Input records START
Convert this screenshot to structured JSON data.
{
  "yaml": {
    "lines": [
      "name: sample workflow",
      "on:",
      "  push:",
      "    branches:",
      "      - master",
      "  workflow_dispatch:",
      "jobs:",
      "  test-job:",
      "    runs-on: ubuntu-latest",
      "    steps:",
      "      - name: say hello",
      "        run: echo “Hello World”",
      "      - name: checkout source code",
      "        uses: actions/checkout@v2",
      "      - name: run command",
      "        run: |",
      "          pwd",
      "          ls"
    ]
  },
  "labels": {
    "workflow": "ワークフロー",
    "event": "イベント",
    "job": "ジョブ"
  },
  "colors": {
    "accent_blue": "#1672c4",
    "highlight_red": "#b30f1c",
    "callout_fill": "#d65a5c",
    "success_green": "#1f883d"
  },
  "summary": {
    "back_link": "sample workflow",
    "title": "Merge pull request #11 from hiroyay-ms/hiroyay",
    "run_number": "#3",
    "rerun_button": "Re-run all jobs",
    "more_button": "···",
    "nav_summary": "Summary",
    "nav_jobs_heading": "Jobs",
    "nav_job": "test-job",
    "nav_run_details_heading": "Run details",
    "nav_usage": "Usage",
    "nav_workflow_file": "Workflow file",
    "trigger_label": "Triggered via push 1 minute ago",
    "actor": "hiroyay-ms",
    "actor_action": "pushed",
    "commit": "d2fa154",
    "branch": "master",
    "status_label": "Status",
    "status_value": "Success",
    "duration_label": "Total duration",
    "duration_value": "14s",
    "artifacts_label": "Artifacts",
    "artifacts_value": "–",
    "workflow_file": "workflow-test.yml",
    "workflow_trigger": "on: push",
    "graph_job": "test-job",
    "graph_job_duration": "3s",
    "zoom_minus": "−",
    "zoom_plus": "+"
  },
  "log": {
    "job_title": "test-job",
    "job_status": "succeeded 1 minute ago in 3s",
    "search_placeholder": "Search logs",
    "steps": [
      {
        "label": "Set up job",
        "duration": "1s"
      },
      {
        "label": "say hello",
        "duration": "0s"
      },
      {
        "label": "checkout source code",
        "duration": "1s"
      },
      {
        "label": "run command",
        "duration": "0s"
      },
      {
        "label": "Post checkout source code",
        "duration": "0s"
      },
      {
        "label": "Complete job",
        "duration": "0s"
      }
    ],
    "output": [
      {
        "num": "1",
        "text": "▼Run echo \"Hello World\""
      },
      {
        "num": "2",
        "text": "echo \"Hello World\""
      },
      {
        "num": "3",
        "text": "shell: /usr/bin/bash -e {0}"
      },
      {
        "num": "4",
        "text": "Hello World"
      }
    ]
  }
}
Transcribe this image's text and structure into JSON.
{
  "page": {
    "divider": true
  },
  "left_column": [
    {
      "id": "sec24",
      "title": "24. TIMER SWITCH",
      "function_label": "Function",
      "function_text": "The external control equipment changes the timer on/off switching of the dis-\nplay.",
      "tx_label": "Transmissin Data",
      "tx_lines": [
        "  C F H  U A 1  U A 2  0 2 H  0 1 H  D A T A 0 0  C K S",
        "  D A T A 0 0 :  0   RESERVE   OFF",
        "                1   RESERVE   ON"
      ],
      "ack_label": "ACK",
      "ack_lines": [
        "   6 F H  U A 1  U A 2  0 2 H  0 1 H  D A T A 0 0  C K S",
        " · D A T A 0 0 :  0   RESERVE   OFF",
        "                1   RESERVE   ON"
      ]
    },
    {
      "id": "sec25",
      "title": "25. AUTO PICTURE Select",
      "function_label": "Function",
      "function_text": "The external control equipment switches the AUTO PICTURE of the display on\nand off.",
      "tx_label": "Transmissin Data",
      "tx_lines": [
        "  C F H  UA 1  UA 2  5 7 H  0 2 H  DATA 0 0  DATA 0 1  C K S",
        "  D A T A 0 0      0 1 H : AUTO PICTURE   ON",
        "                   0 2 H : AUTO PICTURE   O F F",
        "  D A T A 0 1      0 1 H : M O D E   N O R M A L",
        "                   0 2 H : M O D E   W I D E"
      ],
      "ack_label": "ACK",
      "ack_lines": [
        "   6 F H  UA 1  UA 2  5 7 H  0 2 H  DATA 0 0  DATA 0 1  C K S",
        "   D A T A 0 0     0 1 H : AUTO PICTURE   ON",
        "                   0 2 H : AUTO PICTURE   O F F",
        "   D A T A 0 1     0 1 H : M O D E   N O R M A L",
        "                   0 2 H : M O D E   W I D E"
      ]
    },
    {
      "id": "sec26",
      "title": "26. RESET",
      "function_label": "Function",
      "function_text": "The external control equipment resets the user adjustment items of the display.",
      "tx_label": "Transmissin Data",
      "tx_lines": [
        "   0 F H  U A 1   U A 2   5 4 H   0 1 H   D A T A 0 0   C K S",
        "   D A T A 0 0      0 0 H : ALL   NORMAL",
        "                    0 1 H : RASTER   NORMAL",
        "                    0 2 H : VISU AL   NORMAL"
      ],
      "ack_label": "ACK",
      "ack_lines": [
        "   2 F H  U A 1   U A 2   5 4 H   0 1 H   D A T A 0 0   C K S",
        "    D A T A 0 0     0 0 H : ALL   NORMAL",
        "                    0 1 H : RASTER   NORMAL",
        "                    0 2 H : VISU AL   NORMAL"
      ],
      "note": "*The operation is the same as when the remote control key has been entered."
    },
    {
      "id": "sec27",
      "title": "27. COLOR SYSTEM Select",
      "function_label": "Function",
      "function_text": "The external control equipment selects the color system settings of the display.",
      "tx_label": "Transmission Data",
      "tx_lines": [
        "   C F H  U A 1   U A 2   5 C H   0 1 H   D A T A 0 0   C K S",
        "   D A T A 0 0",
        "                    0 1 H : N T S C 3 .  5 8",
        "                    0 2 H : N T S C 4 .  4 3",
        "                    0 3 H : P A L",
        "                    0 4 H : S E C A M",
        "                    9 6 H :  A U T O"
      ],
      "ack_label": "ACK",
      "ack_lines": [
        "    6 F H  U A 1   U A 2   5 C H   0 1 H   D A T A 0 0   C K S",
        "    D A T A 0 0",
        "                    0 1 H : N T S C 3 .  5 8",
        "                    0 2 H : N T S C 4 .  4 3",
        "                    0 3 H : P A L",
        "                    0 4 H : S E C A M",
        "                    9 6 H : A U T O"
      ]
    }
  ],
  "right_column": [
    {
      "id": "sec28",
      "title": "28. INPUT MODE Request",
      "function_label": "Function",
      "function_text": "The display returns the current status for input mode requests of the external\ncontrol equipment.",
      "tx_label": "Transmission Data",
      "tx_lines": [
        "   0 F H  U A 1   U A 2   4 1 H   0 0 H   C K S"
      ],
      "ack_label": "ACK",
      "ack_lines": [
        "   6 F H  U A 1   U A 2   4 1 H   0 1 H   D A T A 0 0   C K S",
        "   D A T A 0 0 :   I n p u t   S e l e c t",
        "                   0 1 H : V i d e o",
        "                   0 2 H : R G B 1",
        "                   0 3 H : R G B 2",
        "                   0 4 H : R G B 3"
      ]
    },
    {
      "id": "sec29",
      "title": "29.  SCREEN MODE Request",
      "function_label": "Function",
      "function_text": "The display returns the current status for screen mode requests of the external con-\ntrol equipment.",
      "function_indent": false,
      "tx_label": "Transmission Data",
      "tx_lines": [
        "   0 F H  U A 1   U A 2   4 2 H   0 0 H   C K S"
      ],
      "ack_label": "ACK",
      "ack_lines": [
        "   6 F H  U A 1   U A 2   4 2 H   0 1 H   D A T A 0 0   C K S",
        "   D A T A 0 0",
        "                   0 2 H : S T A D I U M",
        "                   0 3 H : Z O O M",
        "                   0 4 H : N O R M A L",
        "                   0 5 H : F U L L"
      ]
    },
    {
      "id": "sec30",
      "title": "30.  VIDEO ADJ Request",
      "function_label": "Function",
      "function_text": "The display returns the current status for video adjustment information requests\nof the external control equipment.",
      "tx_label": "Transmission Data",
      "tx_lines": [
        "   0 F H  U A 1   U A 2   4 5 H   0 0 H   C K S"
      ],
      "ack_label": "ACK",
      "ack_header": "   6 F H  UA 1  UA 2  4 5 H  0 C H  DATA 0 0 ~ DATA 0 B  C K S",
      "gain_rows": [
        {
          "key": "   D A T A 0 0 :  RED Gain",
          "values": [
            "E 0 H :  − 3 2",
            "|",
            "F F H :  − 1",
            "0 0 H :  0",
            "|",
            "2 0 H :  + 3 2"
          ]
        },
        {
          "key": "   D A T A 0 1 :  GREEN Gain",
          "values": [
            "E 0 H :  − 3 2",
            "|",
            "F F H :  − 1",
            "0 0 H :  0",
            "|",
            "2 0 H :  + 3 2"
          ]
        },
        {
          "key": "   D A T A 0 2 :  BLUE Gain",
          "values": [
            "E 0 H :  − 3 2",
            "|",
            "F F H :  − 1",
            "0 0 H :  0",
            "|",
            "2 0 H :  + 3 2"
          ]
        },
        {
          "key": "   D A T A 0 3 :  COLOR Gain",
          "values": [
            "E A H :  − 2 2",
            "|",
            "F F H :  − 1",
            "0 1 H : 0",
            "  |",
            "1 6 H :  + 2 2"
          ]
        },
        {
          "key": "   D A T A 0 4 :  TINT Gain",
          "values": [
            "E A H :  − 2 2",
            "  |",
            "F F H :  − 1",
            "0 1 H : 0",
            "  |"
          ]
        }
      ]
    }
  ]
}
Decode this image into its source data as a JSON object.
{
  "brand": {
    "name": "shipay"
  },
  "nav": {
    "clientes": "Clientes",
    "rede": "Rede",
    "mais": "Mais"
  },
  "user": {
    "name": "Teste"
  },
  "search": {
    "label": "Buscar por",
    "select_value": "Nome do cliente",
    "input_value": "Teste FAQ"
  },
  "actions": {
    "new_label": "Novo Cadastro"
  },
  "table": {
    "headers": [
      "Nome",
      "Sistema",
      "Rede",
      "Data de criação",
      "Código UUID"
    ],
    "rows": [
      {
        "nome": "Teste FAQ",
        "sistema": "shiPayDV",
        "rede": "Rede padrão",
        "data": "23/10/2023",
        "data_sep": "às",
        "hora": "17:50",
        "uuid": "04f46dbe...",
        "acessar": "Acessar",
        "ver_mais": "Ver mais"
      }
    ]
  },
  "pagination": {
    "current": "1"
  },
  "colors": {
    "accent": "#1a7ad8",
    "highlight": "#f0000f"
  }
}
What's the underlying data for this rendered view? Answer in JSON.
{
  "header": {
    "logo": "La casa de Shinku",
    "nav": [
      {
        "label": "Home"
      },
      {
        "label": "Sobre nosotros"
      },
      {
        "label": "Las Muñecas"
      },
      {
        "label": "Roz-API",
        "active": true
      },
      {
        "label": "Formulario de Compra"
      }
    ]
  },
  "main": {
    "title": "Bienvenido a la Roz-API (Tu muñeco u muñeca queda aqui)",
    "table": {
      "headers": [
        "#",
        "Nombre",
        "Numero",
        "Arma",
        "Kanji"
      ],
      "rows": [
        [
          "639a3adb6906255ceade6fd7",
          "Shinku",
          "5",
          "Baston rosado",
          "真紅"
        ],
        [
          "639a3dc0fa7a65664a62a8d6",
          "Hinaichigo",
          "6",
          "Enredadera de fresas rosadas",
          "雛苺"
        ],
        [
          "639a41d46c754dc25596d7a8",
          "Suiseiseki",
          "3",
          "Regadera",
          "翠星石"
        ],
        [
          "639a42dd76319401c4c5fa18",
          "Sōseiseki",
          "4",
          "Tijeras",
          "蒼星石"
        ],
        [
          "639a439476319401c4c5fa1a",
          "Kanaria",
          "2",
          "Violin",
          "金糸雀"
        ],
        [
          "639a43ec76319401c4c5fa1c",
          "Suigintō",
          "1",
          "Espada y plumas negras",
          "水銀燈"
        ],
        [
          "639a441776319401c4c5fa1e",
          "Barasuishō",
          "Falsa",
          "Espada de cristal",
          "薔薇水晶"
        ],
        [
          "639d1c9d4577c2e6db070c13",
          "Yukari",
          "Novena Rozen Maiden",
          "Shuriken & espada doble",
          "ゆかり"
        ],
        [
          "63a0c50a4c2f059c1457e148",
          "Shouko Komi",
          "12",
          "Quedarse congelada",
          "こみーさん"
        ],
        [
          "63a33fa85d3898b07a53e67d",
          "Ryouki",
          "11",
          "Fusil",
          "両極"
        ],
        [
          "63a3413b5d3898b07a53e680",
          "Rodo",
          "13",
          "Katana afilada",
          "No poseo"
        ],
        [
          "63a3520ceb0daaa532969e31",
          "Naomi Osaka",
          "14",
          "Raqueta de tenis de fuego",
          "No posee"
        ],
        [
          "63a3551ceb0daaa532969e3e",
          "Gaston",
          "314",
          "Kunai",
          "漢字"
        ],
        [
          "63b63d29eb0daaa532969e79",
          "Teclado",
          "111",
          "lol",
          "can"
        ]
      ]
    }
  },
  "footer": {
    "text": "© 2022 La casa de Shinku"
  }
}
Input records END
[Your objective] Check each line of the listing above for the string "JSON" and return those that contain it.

[Answer to this task]
Convert this screenshot to structured JSON data.
Transcribe this image's text and structure into JSON.
Decode this image into its source data as a JSON object.
What's the underlying data for this rendered view? Answer in JSON.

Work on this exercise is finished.